DoubleLine Global Bond Webcast Slides: Navigating Global Cross Currents; The Rise Of Populism In The Developed World

Original Post

By Jacob Wolinsky

DoubleLine Global Bond webcast slides for the month of October 2018, titled, "Navigating Global Cross Currents Navigating Global Cross Currents."

TAB I - Today's Cross-Currents

The Rise of Populism in the Developed World

(Source: DB Research)

Populism Index: An aggregated index of populism in seven large countries over the last century weighted by populist votes and population size. We include the lower house elections in France, Italy, Spain, United Kingdom, Japan and Germany, in addition to presidential elections within the United States. While the definition of populism is inherently subjective, the criteria used were as follows: Parties that espouse communist policy positions. Parties that espouse nationalist tendencies with regards to immigration and militarism. Parties led by leaders with dominating, charismatic personalities rather than well-defined policy positions. Regarding Europe, generally parties that display euro-sceptic or anti-Nato tendencies. Anti-Corporate Progressive Presidential candidates in US elections whose political ideologies fell outside the political mainstream were also included.

Trump Approval Rating

(Source: Bloomberg, DoubleLine)

America First

(Source: DoubleLine)

G8 - France, Germany, Italy, the United Kingdom, Japan, the United States, Canada, and Russia; G7 - France, Germany, Italy, the United Kingdom, Japan, the United States, Canada

U.S. Goods Trade Deficit by Country

(Source: Bureau of Economic Analysis, DoubleLine 2017 data)

World GDP

(Source: Bloomberg, DoubleLine, IMF)

China Global Leader in Exports

(Source: Bloomberg, DoubleLine)

Non-Tariff Barriers higher in EM and China

(Source: DB Research EM: Emerging Markets)

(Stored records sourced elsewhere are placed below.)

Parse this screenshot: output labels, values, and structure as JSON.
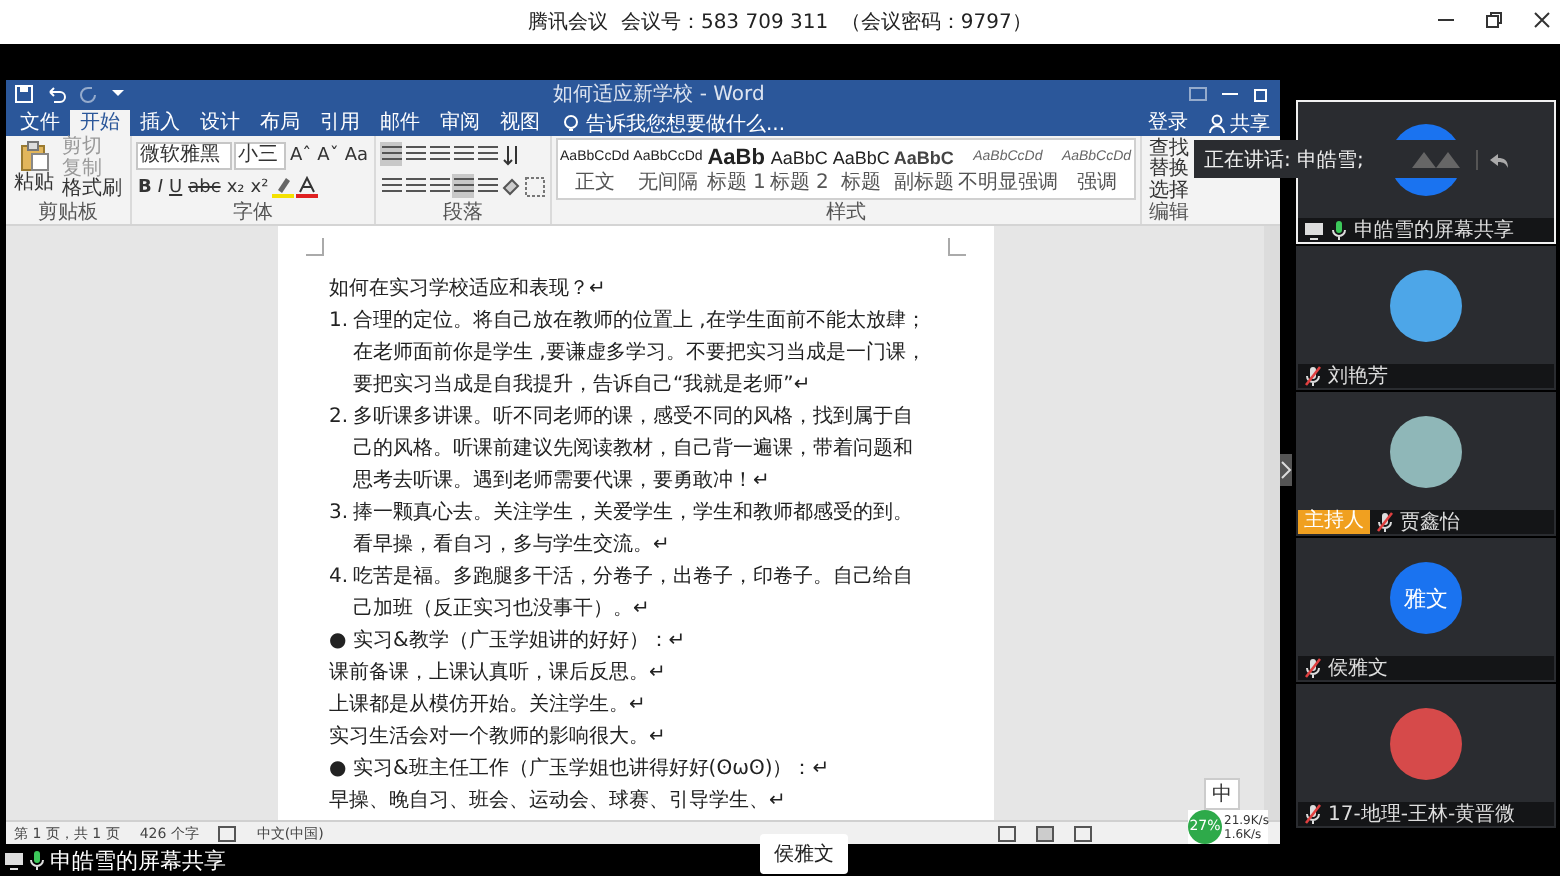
{
  "meeting": {
    "title": "腾讯会议  会议号：583 709 311  （会议密码：9797）"
  },
  "word": {
    "title": "如何适应新学校 - Word",
    "tabs": [
      {
        "label": "文件",
        "selected": false
      },
      {
        "label": "开始",
        "selected": true
      },
      {
        "label": "插入",
        "selected": false
      },
      {
        "label": "设计",
        "selected": false
      },
      {
        "label": "布局",
        "selected": false
      },
      {
        "label": "引用",
        "selected": false
      },
      {
        "label": "邮件",
        "selected": false
      },
      {
        "label": "审阅",
        "selected": false
      },
      {
        "label": "视图",
        "selected": false
      }
    ],
    "tell_me": "告诉我您想要做什么...",
    "sign_in": "登录",
    "share": "共享",
    "ribbon": {
      "clipboard": {
        "paste": "粘贴",
        "items": [
          "剪切",
          "复制",
          "格式刷"
        ],
        "label": "剪贴板"
      },
      "font": {
        "name": "微软雅黑",
        "size": "小三",
        "row1": [
          "Aˆ",
          "Aˇ",
          "Aa"
        ],
        "row2": [
          "B",
          "I",
          "U",
          "abc",
          "x₂",
          "x²"
        ],
        "label": "字体"
      },
      "paragraph": {
        "label": "段落"
      },
      "styles": {
        "label": "样式",
        "items": [
          {
            "sample": "AaBbCcDd",
            "name": "正文",
            "kind": "normal"
          },
          {
            "sample": "AaBbCcDd",
            "name": "无间隔",
            "kind": "normal"
          },
          {
            "sample": "AaBb",
            "name": "标题 1",
            "kind": "heading1"
          },
          {
            "sample": "AaBbC",
            "name": "标题 2",
            "kind": "heading2"
          },
          {
            "sample": "AaBbC",
            "name": "标题",
            "kind": "title"
          },
          {
            "sample": "AaBbC",
            "name": "副标题",
            "kind": "subtitle"
          },
          {
            "sample": "AaBbCcDd",
            "name": "不明显强调",
            "kind": "emphasis"
          },
          {
            "sample": "AaBbCcDd",
            "name": "强调",
            "kind": "emphasis"
          }
        ]
      },
      "editing": {
        "items": [
          "查找",
          "替换",
          "选择"
        ],
        "label": "编辑"
      }
    },
    "document": {
      "paragraphs": [
        {
          "kind": "plain",
          "lines": [
            "如何在实习学校适应和表现？↵"
          ]
        },
        {
          "kind": "numbered",
          "marker": "1.",
          "lines": [
            "合理的定位。将自己放在教师的位置上 ,在学生面前不能太放肆；",
            "在老师面前你是学生 ,要谦虚多学习。不要把实习当成是一门课，",
            "要把实习当成是自我提升，告诉自己“我就是老师”↵"
          ]
        },
        {
          "kind": "numbered",
          "marker": "2.",
          "lines": [
            "多听课多讲课。听不同老师的课，感受不同的风格，找到属于自",
            "己的风格。听课前建议先阅读教材，自己背一遍课，带着问题和",
            "思考去听课。遇到老师需要代课，要勇敢冲！↵"
          ]
        },
        {
          "kind": "numbered",
          "marker": "3.",
          "lines": [
            "捧一颗真心去。关注学生，关爱学生，学生和教师都感受的到。",
            "看早操，看自习，多与学生交流。↵"
          ]
        },
        {
          "kind": "numbered",
          "marker": "4.",
          "lines": [
            "吃苦是福。多跑腿多干活，分卷子，出卷子，印卷子。自己给自",
            "己加班（反正实习也没事干）。↵"
          ]
        },
        {
          "kind": "numbered",
          "marker": "●",
          "lines": [
            "实习&教学（广玉学姐讲的好好）：↵"
          ]
        },
        {
          "kind": "plain",
          "lines": [
            "课前备课，上课认真听，课后反思。↵"
          ]
        },
        {
          "kind": "plain",
          "lines": [
            "上课都是从模仿开始。关注学生。↵"
          ]
        },
        {
          "kind": "plain",
          "lines": [
            "实习生活会对一个教师的影响很大。↵"
          ]
        },
        {
          "kind": "numbered",
          "marker": "●",
          "lines": [
            "实习&班主任工作（广玉学姐也讲得好好(ʘωʘ)）：↵"
          ]
        },
        {
          "kind": "plain",
          "lines": [
            "早操、晚自习、班会、运动会、球赛、引导学生、↵"
          ]
        }
      ]
    },
    "status": {
      "page": "第 1 页，共 1 页",
      "words": "426 个字",
      "language": "中文(中国)"
    }
  },
  "monitor": {
    "ime": "中",
    "cpu": "27%",
    "up": "21.9K/s",
    "down": "1.6K/s"
  },
  "speaking": {
    "label": "正在讲话: 申皓雪;"
  },
  "participants": [
    {
      "name": "申皓雪的屏幕共享",
      "kind": "screen",
      "selected": true,
      "muted": false,
      "screen_share": true
    },
    {
      "name": "刘艳芳",
      "kind": "cartoon",
      "selected": false,
      "muted": true,
      "screen_share": false
    },
    {
      "name": "贾鑫怡",
      "kind": "photo",
      "selected": false,
      "muted": true,
      "screen_share": false,
      "badge": "主持人"
    },
    {
      "name": "侯雅文",
      "kind": "initials",
      "initials": "雅文",
      "selected": false,
      "muted": true,
      "screen_share": false
    },
    {
      "name": "17-地理-王林-黄晋微",
      "kind": "drawing",
      "selected": false,
      "muted": true,
      "screen_share": false
    }
  ],
  "bottom": {
    "share_label": "申皓雪的屏幕共享",
    "tooltip": "侯雅文"
  }
}
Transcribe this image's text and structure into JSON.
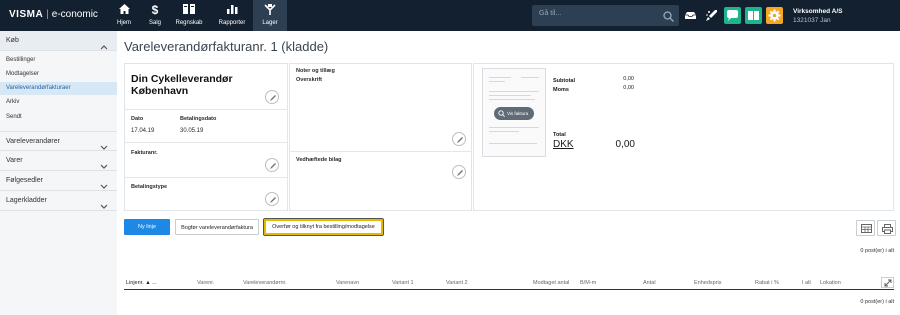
{
  "topbar": {
    "brand": "VISMA",
    "product": "e-conomic",
    "nav": [
      {
        "label": "Hjem",
        "icon": "home-icon"
      },
      {
        "label": "Salg",
        "icon": "dollar-icon"
      },
      {
        "label": "Regnskab",
        "icon": "ledger-icon"
      },
      {
        "label": "Rapporter",
        "icon": "bar-chart-icon"
      },
      {
        "label": "Lager",
        "icon": "warehouse-icon"
      }
    ],
    "search_placeholder": "Gå til...",
    "company_name": "Virksomhed A/S",
    "company_sub": "1321037 Jan",
    "colors": {
      "bar": "#13202f",
      "chat": "#1fb390",
      "book": "#1fb390",
      "settings": "#f5a623"
    }
  },
  "sidebar": {
    "sections": [
      {
        "label": "Køb",
        "open": true
      },
      {
        "label": "Vareleverandører",
        "open": false
      },
      {
        "label": "Varer",
        "open": false
      },
      {
        "label": "Følgesedler",
        "open": false
      },
      {
        "label": "Lagerkladder",
        "open": false
      }
    ],
    "items": [
      "Bestillinger",
      "Modtagelser",
      "Vareleverandørfakturaer",
      "Arkiv",
      "Sendt"
    ],
    "active_item": "Vareleverandørfakturaer"
  },
  "page": {
    "title": "Vareleverandørfakturanr. 1 (kladde)",
    "supplier": "Din Cykelleverandør København",
    "dato_label": "Dato",
    "dato_value": "17.04.19",
    "betalingsdato_label": "Betalingsdato",
    "betalingsdato_value": "30.05.19",
    "fakturanr_label": "Fakturanr.",
    "betalingstype_label": "Betalingstype",
    "noter_label": "Noter og tillæg",
    "overskrift_label": "Overskrift",
    "vedhaeftede_label": "Vedhæftede bilag",
    "vis_faktura": "Vis faktura",
    "subtotal_label": "Subtotal",
    "subtotal_value": "0,00",
    "moms_label": "Moms",
    "moms_value": "0,00",
    "total_label": "Total",
    "currency": "DKK",
    "total_value": "0,00"
  },
  "actions": {
    "new_line": "Ny linje",
    "book": "Bogfør vareleverandørfaktura",
    "transfer": "Overfør og tilknyt fra bestilling/modtagelse"
  },
  "table": {
    "count_top": "0 post(er) i alt",
    "count_bottom": "0 post(er) i alt",
    "columns": [
      "Linjenr. ▲ ...",
      "Varenr.",
      "Vareleverandørnr.",
      "Varenavn",
      "Variant 1",
      "Variant 2",
      "Modtaget antal",
      "B/M-m",
      "Antal",
      "Enhedspris",
      "Rabat i %",
      "I alt",
      "Lokation"
    ]
  }
}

Services Trade Restrictiveness Index: OECD Services Trade Restrictiveness Index (STRI) catalogues barriers to services trade and identifies potential scope to unlock growth through regulatory reform. The STRI composite indices are derived by quantifying the qualitative information as binary scores. The resulting sectoral indices take values between 0 (complete openness to trade and investment) and 1 (total market closure to foreign services providers).

Escalating Tariffs

(Source: Goldman Sachs GIR)

G20 Tariff Rate

(Source: DB Research)

Impact of Tariffs on China GDP

(Source: Bloomberg, DoubleLine)

Double-Deficit Countries at Risk

(Source: Morgan Stanley EM Research)

U.S. Exceptionalism: Fiscal Measures on U.S. GDP

(Source: DB Research)

CBO: Congressional Budget Office; DB: Deutsche Bank

U.S. Exceptionalism: Deregulation

(Source: Bloomberg, DoubleLine, Federal Register)

See the full slides below.

Disclosure: None.